Published on January 18, 2018

Rapid change in technology has become the biggest source of pressure on company finance and accounting teams. 

That’s the leading opinion of more than 2,200 U.S. CFOs interviewed for a new Robert Half Management Resources survey

The CFOs, who represent companies of all sizes in more than 20 of the largest US metropolitan markets, were asked in a telephone interview: “In general, what would you say is the single greatest pressure facing your accounting and finance function?" 

Given the choice of five answers, 41% of the CFOs cited “keeping pace with changing technology” as the biggest stressor on their financial operations. Second was “meeting regulatory compliance mandates” at 24%, followed by “harnessing/managing Big Data” at 17% and “finding and keeping skilled staff” at 16%. Only 1% chose “don’t know” (note: the percentages do not total 100% due to rounding, according to a news release from Robert Half Management Resources, which provides staffing services in the accounting, finance, and business systems space). 

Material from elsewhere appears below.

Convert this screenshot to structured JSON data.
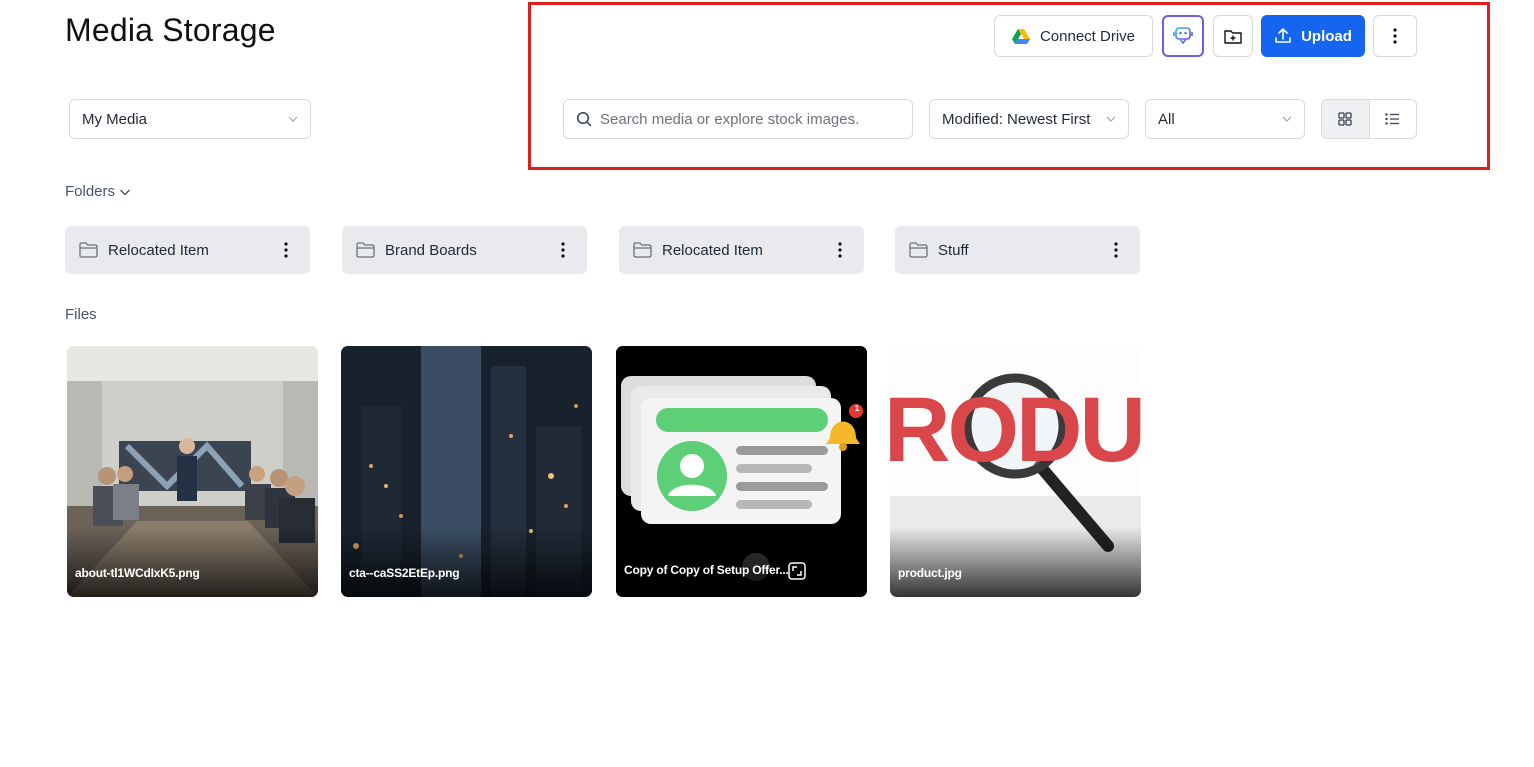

Adding to the pressure on CFOs are the scope and sheer number of technologies the finance function must handle: enterprise resource planning (ERP) applications, data-mining tools, business intelligence software, and data security platforms. CFOs and their teams need to know about everything from Microsoft Excel and Access to business intelligence tools such as IBM’s Cognos and Oracle’s Hyperion and general accounting software including Intuit’s QuickBooks, among many others. 

Exacerbating the challenge are the growing number of cyber-security threats and the increasing menu of technology choices and challenges created by cloud-based hosting and software-as-a-service options. 

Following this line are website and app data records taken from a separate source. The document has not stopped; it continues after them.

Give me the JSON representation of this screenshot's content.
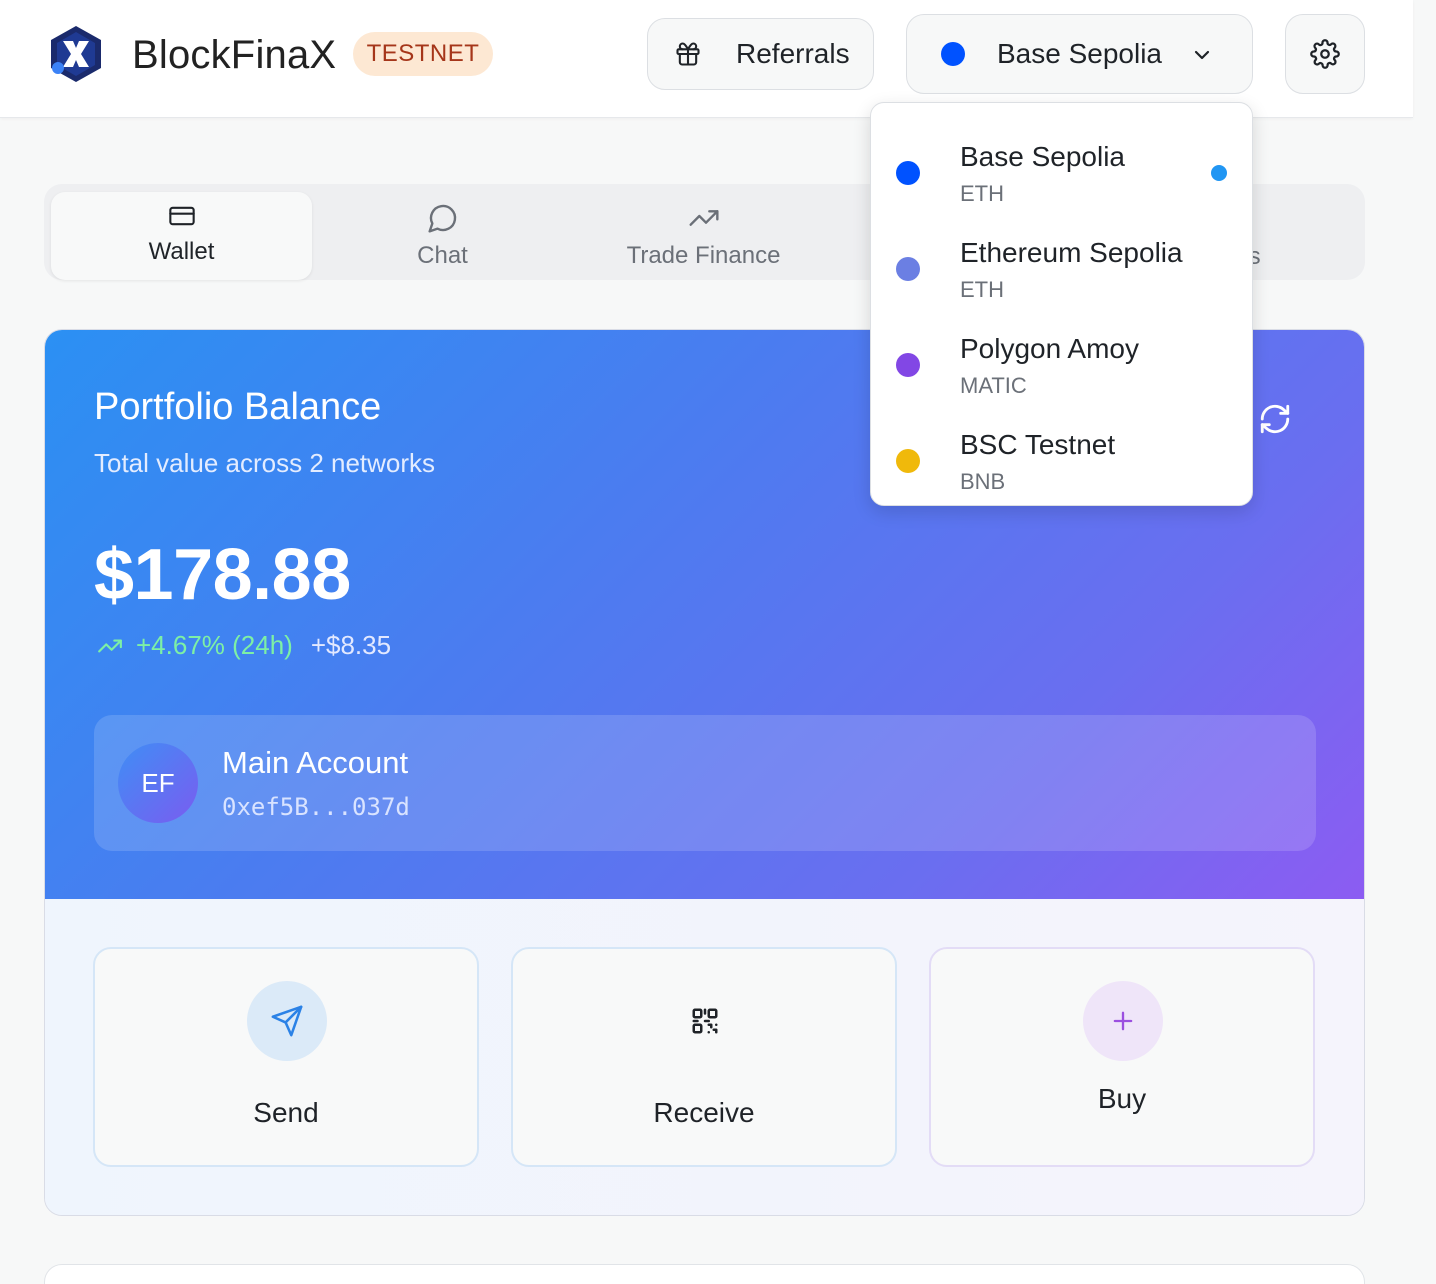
{
  "header": {
    "brand": "BlockFinaX",
    "badge": "TESTNET",
    "referrals_label": "Referrals",
    "network_label": "Base Sepolia",
    "network_color": "#0052ff"
  },
  "tabs": [
    {
      "label": "Wallet",
      "icon": "wallet-icon",
      "active": true
    },
    {
      "label": "Chat",
      "icon": "chat-icon",
      "active": false
    },
    {
      "label": "Trade Finance",
      "icon": "trending-up-icon",
      "active": false
    }
  ],
  "tab_partial": "cts",
  "portfolio": {
    "title": "Portfolio Balance",
    "subtitle": "Total value across 2 networks",
    "balance": "$178.88",
    "change_pct": "+4.67% (24h)",
    "change_amt": "+$8.35",
    "account": {
      "initials": "EF",
      "name": "Main Account",
      "address": "0xef5B...037d"
    }
  },
  "actions": [
    {
      "label": "Send",
      "icon": "send-icon"
    },
    {
      "label": "Receive",
      "icon": "qr-code-icon"
    },
    {
      "label": "Buy",
      "icon": "plus-icon"
    }
  ],
  "network_dropdown": {
    "items": [
      {
        "name": "Base Sepolia",
        "symbol": "ETH",
        "color": "#0052ff",
        "selected": true
      },
      {
        "name": "Ethereum Sepolia",
        "symbol": "ETH",
        "color": "#6b7fe3",
        "selected": false
      },
      {
        "name": "Polygon Amoy",
        "symbol": "MATIC",
        "color": "#8247e5",
        "selected": false
      },
      {
        "name": "BSC Testnet",
        "symbol": "BNB",
        "color": "#f0b90b",
        "selected": false
      }
    ]
  },
  "colors": {
    "accent_gradient_start": "#2b90f3",
    "accent_gradient_end": "#8c5cf2",
    "positive": "#7df0a5",
    "badge_bg": "#fde8d3",
    "badge_text": "#a5361a"
  }
}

Tips for keeping up with technology changes

What can companies do to mitigate the risks and maximize the rewards associated with rapid changes in technology? Companies should at least consider doing the following: 

  1. Hire financial staff with strong technology knowledge. All of the people need to have IT skills of various levels: from Excel macros to Microsoft Dynamics implementation.

  2. Interact with in-house IT staff and/or outside consultants who are trusted technology experts. Companies must understand what technologies really do – not necessarily from a user perspective but certainly how the technology affects the financial function and the business overall. Companies also need to learn about other technologies so they know what potential options are. In addition, Companies should connect strongly with internal IT staff and/or outside subject matter experts to continually evaluate technology-related risks, which can change rapidly.

  3. Attend conferences featuring sessions on current and emerging technologies. The American Institute of CPAs (AICPA) and state CPA societies provide good options in this area, said James C. Bourke, CPA/CITP/CFF, CGMA, a partner in charge of firm technology for WithumSmith+Brown, a 550-employee CPA firm based in New Jersey. “There’s no better place” to go to learn about accounting-related technologies, according to Bourke, who is a former AICPA board member and former chair of the AICPA Tech+ Conference.  

  4. Set up RSS feeds with specific technologies as keywords. This is particularly effective with industry-specific software, according to Bourke, who cited a CFO with a manufacturing company who subscribes to nine RSS feeds that deliver daily or weekly updates on software used in his sector.

  5. Join and become active in technology user groups. These groups discuss problems and solutions with specific technologies. For example, a company might join a group focused on Microsoft Dynamics, Bourke said. Companies can pose specific questions to the group and often receive answers very quickly from counterparts who already have dealt with the same issues.

  6. Collaborate with other companies that use the same technologies. Companies seeking answers to technology problems specific to their industry may find help with other companies in their industry. Other companies often can provide answers even when vendors cannot.

  7. Meet with other companies to discuss technology issues. These companies don’t have to be in the same industry or use the same technologies. Instead, the goal with these interactions is to share and gain exposure to different kinds of technologies and strategies. (Source: AICPA - Global CPA Report - May 27, 2015)